Dataset rows describing interfaces:
-- Opening Marker --
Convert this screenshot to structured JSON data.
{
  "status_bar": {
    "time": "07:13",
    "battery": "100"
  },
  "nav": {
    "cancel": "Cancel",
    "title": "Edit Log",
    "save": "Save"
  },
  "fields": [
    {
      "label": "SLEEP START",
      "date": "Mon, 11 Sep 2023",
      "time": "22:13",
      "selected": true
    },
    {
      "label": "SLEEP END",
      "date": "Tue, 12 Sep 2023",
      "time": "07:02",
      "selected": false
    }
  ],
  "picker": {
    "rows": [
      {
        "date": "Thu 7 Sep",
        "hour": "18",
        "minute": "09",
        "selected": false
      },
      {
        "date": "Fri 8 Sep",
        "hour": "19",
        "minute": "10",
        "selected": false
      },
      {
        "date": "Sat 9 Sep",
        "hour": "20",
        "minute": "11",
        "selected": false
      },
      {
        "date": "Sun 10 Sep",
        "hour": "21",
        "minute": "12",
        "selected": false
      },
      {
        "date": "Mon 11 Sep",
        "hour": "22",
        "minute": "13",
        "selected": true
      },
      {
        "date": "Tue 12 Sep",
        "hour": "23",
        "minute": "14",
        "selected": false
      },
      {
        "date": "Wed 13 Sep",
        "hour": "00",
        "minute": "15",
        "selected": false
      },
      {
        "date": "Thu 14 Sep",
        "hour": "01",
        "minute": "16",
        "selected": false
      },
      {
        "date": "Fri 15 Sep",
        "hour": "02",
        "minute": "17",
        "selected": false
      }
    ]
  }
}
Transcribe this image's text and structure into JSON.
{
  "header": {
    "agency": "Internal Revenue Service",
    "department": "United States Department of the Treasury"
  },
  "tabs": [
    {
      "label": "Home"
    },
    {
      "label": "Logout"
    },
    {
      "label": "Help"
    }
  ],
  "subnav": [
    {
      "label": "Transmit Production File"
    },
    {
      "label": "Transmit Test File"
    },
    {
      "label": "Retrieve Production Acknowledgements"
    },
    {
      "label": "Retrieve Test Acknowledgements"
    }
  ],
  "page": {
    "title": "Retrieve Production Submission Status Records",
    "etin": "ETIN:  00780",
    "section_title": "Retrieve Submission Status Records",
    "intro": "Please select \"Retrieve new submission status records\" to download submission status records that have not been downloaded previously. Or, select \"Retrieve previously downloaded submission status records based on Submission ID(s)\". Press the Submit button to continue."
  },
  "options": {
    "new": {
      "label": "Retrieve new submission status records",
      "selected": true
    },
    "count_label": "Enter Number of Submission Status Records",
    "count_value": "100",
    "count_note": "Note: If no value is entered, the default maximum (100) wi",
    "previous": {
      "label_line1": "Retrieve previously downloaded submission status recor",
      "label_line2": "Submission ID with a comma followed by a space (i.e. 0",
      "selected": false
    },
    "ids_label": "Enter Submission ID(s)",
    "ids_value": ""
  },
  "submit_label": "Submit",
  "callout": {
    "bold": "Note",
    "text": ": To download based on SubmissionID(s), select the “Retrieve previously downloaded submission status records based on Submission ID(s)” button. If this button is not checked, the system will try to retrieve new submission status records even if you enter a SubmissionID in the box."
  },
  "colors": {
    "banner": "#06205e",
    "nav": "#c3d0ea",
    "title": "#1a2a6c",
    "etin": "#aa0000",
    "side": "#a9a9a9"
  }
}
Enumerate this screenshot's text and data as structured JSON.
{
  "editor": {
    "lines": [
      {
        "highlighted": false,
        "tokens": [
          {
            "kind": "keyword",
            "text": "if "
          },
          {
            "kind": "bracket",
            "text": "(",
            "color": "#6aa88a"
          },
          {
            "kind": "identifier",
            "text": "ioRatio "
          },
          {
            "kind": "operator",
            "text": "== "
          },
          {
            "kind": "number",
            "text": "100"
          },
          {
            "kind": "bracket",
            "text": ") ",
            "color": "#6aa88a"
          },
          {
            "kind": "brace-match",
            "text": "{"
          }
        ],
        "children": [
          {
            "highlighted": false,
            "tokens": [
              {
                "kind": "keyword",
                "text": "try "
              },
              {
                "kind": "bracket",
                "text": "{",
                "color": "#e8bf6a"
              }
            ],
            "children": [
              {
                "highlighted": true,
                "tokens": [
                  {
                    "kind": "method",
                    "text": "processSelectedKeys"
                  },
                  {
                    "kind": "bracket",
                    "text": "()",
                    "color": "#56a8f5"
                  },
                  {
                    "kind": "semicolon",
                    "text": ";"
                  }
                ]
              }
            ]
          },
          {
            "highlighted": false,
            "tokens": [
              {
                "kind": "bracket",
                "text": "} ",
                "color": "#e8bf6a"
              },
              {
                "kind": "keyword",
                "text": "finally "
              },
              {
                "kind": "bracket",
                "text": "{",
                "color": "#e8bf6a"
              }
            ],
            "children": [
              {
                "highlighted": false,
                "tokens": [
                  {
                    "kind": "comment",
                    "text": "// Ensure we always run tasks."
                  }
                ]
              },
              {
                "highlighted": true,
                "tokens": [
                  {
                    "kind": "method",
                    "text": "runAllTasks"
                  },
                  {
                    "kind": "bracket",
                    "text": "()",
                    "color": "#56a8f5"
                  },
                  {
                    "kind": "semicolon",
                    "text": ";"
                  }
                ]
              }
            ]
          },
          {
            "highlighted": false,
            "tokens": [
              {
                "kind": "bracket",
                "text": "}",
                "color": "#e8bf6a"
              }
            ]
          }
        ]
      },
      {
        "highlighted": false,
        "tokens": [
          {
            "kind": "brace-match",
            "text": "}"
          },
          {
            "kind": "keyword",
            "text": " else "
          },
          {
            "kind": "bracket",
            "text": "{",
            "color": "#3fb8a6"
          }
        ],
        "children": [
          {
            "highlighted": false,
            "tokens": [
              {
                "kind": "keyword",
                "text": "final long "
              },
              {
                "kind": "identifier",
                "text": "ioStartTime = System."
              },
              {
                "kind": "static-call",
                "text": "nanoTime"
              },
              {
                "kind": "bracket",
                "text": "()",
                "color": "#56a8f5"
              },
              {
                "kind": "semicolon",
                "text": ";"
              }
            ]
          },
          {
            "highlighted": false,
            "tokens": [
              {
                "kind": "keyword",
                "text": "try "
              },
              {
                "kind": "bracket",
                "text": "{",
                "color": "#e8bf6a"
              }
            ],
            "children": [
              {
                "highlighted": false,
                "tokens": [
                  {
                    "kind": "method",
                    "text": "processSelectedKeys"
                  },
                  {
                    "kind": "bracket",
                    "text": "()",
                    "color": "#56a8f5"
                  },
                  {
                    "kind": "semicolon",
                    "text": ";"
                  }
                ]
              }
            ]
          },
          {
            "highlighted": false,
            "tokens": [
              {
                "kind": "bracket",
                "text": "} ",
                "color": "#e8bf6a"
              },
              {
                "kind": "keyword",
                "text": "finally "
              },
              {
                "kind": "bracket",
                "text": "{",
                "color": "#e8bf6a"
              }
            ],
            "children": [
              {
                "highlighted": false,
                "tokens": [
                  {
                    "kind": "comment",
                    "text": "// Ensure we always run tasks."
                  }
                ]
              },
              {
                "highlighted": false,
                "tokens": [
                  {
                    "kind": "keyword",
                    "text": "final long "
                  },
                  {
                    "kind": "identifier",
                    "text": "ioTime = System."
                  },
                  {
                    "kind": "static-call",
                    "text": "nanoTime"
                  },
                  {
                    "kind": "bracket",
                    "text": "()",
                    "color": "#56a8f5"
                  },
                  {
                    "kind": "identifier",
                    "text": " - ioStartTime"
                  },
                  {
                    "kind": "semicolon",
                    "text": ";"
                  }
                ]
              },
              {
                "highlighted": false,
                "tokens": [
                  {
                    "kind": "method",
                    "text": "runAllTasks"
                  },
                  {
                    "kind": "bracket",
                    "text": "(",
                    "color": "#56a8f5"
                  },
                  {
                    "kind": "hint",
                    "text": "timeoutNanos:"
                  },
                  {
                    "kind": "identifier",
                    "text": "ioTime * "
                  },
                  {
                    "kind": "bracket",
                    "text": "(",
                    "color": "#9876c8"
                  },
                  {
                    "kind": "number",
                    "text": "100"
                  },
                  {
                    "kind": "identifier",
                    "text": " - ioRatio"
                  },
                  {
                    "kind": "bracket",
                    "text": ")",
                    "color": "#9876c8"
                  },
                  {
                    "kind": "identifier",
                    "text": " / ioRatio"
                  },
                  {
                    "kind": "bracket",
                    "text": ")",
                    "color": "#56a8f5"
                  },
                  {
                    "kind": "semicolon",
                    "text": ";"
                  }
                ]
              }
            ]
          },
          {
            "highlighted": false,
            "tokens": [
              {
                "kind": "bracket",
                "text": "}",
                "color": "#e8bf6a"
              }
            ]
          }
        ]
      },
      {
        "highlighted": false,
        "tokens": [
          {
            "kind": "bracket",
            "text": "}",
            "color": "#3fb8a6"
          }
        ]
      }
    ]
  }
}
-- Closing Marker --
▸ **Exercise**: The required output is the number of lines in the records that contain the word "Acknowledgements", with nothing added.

▸ **Response box**: 2